Information provided:
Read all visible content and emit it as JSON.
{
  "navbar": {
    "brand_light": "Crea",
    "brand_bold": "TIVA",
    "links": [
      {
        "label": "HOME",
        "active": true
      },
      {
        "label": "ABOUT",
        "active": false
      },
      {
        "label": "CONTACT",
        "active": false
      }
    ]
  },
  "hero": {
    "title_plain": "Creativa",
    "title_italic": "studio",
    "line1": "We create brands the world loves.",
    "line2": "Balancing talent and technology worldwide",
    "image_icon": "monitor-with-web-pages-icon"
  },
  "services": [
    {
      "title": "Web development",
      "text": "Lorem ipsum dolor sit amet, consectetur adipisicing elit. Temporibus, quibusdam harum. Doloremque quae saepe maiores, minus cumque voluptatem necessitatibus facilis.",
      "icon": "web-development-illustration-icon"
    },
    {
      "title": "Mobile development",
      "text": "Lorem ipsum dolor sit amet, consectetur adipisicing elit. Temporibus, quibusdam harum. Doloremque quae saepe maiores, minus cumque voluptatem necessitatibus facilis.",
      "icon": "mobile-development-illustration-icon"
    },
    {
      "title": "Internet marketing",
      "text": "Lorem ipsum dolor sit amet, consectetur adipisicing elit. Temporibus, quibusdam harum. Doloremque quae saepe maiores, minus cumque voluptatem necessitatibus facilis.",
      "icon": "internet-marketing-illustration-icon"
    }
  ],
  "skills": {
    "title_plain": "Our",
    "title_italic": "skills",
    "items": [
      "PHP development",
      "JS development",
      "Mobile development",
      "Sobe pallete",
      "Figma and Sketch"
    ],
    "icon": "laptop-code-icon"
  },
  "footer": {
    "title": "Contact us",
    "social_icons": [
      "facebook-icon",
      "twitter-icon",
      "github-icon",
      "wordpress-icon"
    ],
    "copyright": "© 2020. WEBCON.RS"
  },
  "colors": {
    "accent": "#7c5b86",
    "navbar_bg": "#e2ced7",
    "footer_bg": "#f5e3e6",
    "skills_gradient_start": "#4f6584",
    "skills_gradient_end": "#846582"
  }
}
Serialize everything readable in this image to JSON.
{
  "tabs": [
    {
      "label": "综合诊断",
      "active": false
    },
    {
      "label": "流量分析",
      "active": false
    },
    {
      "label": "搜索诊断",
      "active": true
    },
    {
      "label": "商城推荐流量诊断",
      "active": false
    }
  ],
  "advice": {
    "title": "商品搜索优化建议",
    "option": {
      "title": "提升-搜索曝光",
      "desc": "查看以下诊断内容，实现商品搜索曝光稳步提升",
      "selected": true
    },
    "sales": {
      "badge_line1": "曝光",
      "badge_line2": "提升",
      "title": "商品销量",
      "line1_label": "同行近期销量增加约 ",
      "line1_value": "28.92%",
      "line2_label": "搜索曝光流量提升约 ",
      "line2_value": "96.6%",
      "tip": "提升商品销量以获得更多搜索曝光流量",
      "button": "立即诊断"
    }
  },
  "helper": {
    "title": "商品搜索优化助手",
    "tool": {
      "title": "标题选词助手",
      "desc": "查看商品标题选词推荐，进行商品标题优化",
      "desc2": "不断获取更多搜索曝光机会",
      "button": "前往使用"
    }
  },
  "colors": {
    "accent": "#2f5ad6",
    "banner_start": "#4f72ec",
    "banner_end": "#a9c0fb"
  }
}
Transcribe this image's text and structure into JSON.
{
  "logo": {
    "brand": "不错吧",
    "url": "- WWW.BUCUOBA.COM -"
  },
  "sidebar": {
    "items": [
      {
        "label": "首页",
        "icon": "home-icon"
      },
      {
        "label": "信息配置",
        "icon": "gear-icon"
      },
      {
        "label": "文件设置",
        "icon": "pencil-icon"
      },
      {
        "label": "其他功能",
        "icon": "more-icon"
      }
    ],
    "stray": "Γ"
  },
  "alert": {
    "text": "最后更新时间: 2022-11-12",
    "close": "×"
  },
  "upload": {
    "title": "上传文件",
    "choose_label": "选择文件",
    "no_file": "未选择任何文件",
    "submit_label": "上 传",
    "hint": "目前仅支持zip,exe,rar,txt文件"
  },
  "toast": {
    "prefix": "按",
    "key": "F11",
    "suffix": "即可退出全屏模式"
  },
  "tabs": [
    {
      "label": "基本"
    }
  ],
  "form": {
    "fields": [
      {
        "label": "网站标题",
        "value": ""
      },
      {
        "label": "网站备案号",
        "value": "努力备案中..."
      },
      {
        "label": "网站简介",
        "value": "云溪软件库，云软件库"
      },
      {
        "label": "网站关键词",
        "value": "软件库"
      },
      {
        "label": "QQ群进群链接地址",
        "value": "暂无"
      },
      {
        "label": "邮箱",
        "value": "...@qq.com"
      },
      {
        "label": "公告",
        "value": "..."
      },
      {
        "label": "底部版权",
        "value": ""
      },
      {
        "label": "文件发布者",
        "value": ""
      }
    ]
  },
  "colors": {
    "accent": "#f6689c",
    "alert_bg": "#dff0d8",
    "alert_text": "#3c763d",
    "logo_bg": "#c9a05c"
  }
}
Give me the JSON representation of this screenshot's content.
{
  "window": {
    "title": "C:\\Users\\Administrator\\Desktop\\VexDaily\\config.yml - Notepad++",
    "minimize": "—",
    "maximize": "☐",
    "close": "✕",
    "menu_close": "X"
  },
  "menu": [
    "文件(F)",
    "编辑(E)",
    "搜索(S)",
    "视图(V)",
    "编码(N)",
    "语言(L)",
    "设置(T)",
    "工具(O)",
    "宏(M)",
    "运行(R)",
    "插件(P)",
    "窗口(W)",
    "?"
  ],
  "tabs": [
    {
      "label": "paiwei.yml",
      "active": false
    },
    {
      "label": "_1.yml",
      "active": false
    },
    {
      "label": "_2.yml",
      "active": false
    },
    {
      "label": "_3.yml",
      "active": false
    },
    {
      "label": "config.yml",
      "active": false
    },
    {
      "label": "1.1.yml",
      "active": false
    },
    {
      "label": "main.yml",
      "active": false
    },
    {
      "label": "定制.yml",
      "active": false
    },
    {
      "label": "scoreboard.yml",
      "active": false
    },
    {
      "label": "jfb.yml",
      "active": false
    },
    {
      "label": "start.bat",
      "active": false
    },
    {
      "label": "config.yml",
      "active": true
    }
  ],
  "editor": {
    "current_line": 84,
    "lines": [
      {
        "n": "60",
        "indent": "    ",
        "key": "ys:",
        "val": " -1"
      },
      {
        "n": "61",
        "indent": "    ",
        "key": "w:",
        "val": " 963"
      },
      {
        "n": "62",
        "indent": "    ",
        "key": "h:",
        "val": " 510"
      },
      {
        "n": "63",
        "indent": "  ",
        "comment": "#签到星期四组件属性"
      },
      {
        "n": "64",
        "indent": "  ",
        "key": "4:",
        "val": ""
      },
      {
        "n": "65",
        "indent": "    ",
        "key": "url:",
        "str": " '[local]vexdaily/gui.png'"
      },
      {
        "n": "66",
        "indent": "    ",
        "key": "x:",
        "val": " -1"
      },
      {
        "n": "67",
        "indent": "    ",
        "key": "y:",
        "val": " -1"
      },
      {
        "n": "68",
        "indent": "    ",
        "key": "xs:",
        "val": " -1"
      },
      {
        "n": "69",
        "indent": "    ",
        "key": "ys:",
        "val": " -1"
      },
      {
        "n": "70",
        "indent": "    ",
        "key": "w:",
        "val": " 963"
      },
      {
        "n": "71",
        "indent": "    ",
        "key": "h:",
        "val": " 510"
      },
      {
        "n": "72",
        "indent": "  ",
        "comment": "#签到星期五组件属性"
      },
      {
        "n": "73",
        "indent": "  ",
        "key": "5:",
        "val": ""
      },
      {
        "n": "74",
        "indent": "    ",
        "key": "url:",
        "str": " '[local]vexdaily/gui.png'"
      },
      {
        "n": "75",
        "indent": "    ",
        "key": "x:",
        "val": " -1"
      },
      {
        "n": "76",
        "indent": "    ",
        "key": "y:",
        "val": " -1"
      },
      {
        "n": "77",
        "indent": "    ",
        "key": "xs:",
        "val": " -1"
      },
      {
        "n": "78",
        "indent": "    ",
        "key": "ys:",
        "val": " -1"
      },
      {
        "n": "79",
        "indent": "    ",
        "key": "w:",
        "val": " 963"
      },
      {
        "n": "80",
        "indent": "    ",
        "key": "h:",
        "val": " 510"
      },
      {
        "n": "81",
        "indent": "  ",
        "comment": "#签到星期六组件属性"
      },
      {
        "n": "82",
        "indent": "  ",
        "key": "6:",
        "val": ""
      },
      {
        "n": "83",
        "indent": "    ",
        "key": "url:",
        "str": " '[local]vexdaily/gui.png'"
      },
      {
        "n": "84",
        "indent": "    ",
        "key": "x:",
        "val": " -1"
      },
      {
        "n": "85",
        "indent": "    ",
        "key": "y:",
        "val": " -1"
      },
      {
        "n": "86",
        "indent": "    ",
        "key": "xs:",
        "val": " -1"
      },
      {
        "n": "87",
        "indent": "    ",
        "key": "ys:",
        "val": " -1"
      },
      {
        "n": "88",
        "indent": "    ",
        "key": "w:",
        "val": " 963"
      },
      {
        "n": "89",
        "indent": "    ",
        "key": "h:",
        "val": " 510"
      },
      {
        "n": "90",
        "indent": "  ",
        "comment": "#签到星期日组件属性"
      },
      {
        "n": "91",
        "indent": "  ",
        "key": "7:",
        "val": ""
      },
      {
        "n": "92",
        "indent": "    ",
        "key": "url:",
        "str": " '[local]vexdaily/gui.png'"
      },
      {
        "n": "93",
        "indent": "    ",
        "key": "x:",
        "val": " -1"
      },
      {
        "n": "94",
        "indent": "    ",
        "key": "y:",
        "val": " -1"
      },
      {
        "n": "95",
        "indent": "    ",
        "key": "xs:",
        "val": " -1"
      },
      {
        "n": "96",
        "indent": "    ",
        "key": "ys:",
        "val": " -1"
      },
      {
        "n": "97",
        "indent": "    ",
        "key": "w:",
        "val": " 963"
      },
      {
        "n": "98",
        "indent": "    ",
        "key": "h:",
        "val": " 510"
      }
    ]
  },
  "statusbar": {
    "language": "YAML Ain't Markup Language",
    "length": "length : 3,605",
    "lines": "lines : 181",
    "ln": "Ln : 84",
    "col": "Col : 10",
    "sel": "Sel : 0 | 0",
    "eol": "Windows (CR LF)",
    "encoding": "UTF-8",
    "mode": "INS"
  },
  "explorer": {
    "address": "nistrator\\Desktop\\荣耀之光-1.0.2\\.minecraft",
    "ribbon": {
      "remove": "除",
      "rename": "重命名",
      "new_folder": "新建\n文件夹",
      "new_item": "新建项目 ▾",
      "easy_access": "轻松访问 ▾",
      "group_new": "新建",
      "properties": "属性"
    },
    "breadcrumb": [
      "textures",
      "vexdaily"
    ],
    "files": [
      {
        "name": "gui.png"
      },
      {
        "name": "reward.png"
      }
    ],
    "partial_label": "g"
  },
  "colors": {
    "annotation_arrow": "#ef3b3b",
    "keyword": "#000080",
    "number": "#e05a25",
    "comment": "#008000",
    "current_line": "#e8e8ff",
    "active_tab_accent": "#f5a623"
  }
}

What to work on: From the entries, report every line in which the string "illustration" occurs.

Response to this exercise:
      "icon": "web-development-illustration-icon"
      "icon": "mobile-development-illustration-icon"
      "icon": "internet-marketing-illustration-icon"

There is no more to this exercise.